What is clinical research?

Clinical research — sometimes called medical research — covers a wide range of topics and areas. Because the purpose of clinical research is to gather information on a specific research question, there is no guarantee that your child will directly benefit from taking part in a study. Taking part in a clinical research study or clinical trial helps researchers better understand diseases and possible new treatments and may help children in the future. 

Courtesy of U.S. Department of the Health and Human Services

Your child can take part in a research study


Your child can take part in research if they have a disease or condition that is being studied or even if they are what is called a “healthy volunteer” — meaning your child does not have the disease or condition.  
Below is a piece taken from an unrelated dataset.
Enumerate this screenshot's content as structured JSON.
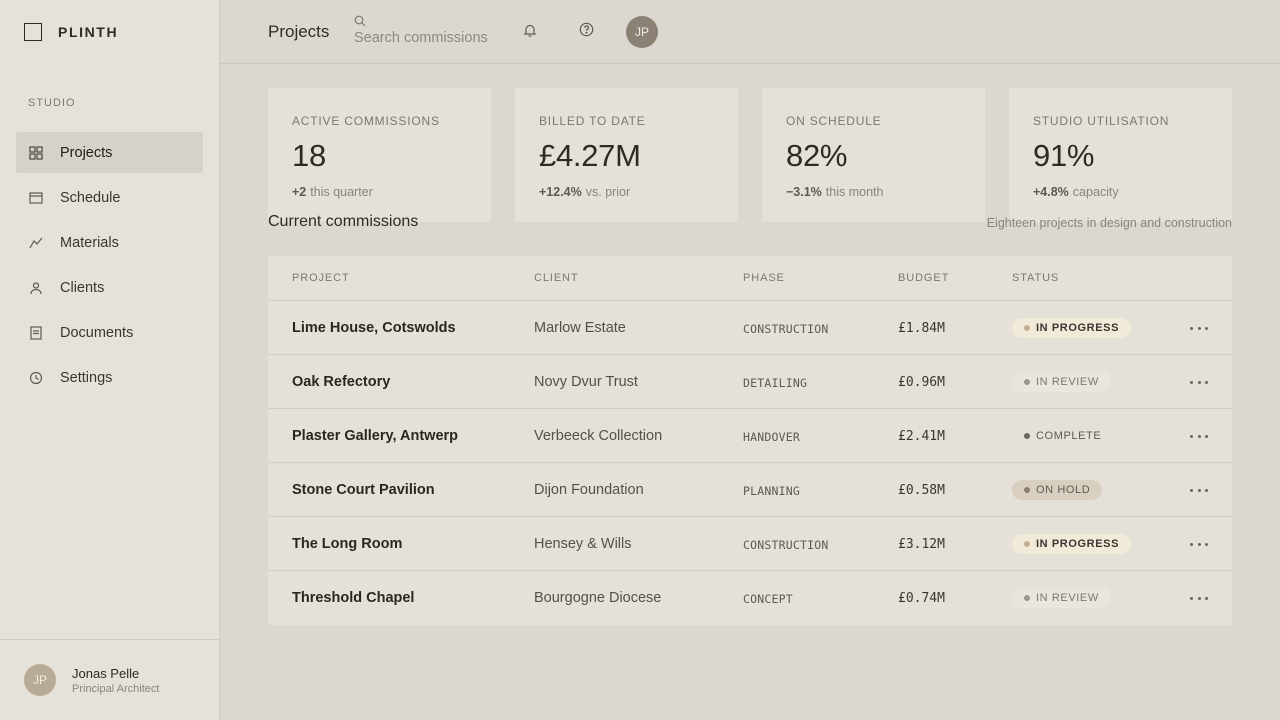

Your child’s doctor or health care provider, or perhaps another Children’s Mercy staff member who is not directly involved in your child’s care, may tell you about a clinical research study and ask if you would like your child to participate. Or you may explore clinical research opportunities on your own that your child may like to take part in.

Courtesy of the U.S. Department of Health and Human Services
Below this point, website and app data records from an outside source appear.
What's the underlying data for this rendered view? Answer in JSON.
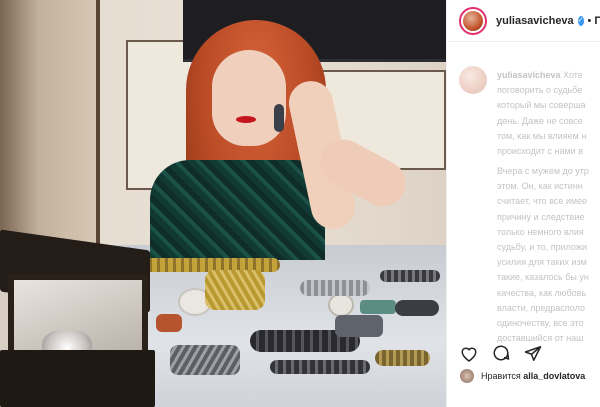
{
  "post": {
    "username": "yuliasavicheva",
    "separator": "•",
    "follow_label": "По"
  },
  "caption": {
    "username": "yuliasavicheva",
    "lines_first": [
      "Хоте",
      "поговорить о судьбе",
      "который мы соверша",
      "день. Даже не совсе",
      "том, как мы влияем н",
      "происходит с нами в"
    ],
    "lines_second": [
      "Вчера с мужем до утр",
      "этом. Он, как истинн",
      "считает, что все имее",
      "причину и следствие",
      "только немного влия",
      "судьбу, и то, приложи",
      "усилия для таких изм",
      "такие, казалось бы ун",
      "качества, как любовь",
      "власти, предрасполо",
      "одиночеству, все это",
      "доставшийся от наш"
    ]
  },
  "likes": {
    "prefix": "Нравится",
    "user": "alla_dovlatova"
  },
  "icons": {
    "like": "heart-icon",
    "comment": "comment-icon",
    "share": "share-icon",
    "verified": "verified-badge-icon"
  },
  "colors": {
    "story_ring": "#e1306c",
    "verified": "#3897f0"
  }
}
Your child has rights as a research volunteer 


There are important things to know about clinical research before you decide to allow your child to take part in a study. 

  • Taking part in a research study is always optional. 
  • Deciding not to allow your child to take part in a research study will not affect their regular care – now or in the future.
  • You can withdraw your child from a study at any time.
  • Taking part in a study may involve risks and benefits. The study doctor or member of the study team will go over these with you.
  • You should ask any questions you have or share your concerns before you let your child take part in a study.
Courtesy of the U.S. Department of Health and Human Services

The difference between research and medical care

Research is how investigators at CMRI and around the world answer questions about diseases and conditions to improve the medical care for children. There is no guarantee your child will directly benefit from taking part in a clinical research study. Everyone who takes part in clinical research studies are carefully monitored by the study team to minimize any risks. 

It is important that your child’s doctor know whether he or she is taking part in a research study.  

Courtesy of the U.S. Department of Health and Human Services

What it means if a trial is “randomized”


If a clinical research study is “randomized,” that means your child will be assigned to a treatment or other group by chance (think of it as flipping a coin). In a randomized study neither you nor the researchers can choose which specific group your child will be assigned to.  

Courtesy of the U.S. Department of Health and Human Services

A patient’s perspective 

From the outside, Myah looks like an ordinary teen who loves playing soccer. But Myah has Cystic Fibrosis and that makes running around and keeping up with her teammates difficult. Learn why Myah and her family decided to get her involved in research at Children’s Mercy and why Cystic Fibrosis research is so important to her and her providers. 

Clinical research at Children's Mercy

Clinical research at the CMRI includes active clinical trials, research projects, clinical registries, programs and more.